## [Exercise requirements]
Copy out all the lines in the records that include the word "żelaza".

━━━━━━━━━━━━━━━━━━━━━━━━━━━━━━

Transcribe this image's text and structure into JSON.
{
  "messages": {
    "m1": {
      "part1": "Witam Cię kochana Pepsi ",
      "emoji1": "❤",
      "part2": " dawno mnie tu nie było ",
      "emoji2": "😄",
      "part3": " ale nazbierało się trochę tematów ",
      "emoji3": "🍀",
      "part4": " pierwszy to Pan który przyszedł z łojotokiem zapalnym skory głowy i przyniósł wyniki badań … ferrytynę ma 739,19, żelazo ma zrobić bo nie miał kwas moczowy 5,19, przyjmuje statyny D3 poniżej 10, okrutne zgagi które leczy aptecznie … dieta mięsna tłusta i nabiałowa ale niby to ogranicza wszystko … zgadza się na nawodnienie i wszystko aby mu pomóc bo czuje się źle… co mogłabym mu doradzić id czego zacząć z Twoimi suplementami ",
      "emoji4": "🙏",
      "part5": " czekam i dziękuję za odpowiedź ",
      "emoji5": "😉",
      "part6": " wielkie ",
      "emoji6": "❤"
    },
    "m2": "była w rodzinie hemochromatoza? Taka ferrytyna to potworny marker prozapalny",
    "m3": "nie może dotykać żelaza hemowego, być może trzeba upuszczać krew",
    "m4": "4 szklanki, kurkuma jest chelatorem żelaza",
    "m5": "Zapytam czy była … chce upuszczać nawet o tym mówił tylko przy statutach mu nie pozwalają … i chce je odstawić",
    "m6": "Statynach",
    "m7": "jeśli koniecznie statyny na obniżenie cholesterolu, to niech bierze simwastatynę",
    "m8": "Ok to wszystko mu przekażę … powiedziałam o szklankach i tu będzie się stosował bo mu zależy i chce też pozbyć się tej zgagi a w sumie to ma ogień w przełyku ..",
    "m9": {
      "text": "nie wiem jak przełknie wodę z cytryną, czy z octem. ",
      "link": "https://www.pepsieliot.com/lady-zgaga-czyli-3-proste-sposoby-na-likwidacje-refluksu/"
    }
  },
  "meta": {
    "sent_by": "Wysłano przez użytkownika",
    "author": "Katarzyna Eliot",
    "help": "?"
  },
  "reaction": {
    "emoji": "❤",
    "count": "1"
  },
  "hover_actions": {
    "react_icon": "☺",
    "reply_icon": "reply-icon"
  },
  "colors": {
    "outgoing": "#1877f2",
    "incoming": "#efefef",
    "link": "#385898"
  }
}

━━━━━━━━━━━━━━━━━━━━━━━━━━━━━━

## [Output below]
    "m3": "nie może dotykać żelaza hemowego, być może trzeba upuszczać krew",
    "m4": "4 szklanki, kurkuma jest chelatorem żelaza",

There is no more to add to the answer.